Comment by Ed on March 6, 2014 at 9:01pm

The same standards of verification and reason required by an atheist can also be brought to bear on the plethora of conspiracy theories that exist in our culture. Without evidence of a concrete nature they are also conjecture and hearsay.  

Marijuana is a wonderful plant when used responsibly. If it has become a crutch for your husband then he needs to question his addiction and consider making some changes. 

Comment by Gallup's Mirror on March 6, 2014 at 9:41pm

Comment by Aim on March 14, 2014 at 1:23am

Thanks again, everyone.
Reg, I took your advice, today in fact, and as liberated as I feel, my husband has left the house.
He's quite upset with me.
I was as firm and loving as I can be right now, but I've also been brutally honest, as I have no patience left.
I'm confident that my upright spine and grounded feet will carry me forward, even when I feel fear and sadness.

Be well everyone!


Comment

You need to be a member of Think Atheist to add comments!

Join Think Atheist

Atheist Sites

Blog Posts

In Avoidance of Anger

Posted by Pope Beanie on November 27, 2014 at 4:59pm 0 Comments

The plane that never crashed

Posted by Brazillian atheist on November 27, 2014 at 12:17pm 1 Comment

Services we love!

We are in love with our Amazon

Book Store!

Gadget Nerd? Check out Giz Gad!

Advertise with ThinkAtheist.com

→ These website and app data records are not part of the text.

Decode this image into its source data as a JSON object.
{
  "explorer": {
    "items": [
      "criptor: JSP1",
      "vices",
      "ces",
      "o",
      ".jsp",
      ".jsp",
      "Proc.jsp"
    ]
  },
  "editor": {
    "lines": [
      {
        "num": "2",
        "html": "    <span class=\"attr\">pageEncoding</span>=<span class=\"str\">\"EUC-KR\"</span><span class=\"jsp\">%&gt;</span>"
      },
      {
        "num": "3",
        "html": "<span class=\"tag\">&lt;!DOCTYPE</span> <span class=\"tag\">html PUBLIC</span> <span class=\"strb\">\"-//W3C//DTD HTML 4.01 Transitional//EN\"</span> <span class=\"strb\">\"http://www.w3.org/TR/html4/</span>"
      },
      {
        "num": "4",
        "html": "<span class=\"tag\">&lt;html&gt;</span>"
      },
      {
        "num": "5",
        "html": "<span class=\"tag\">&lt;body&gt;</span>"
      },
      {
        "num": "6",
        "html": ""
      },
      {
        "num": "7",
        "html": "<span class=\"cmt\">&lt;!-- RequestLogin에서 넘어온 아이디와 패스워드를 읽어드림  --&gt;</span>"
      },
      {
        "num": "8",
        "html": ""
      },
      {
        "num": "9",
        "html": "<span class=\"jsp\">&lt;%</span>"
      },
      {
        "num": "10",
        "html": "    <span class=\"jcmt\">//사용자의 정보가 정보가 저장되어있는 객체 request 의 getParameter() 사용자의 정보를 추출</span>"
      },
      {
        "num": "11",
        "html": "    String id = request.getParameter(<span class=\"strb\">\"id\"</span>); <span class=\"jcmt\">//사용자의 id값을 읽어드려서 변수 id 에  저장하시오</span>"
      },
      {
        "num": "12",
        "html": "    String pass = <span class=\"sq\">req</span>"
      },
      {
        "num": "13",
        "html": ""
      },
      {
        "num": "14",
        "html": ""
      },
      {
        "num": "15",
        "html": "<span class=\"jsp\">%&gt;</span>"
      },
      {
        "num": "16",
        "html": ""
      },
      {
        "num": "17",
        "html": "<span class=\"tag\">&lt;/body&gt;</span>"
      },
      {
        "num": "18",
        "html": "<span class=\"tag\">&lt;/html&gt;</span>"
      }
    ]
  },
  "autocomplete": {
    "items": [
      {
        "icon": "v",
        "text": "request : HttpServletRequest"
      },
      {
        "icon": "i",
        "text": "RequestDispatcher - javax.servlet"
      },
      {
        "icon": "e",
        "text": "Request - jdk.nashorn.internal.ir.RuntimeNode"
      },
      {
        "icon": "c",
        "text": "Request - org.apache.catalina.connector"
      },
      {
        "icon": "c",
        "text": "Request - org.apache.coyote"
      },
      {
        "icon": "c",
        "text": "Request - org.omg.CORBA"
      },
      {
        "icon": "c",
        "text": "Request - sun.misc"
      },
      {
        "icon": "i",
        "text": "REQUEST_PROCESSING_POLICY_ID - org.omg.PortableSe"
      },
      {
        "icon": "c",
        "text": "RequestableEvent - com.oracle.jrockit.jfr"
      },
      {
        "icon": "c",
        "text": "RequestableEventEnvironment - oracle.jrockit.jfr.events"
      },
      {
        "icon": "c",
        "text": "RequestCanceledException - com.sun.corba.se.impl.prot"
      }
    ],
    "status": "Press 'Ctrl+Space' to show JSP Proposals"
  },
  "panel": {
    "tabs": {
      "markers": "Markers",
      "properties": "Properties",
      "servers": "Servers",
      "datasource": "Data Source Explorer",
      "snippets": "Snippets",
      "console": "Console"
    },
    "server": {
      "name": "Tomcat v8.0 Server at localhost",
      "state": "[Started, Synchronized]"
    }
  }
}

In need a of a professional web site? Check out the good folks at Clear Space Media

© 2014   Created by umar.

Badges  |  Report an Issue  |  Terms of Service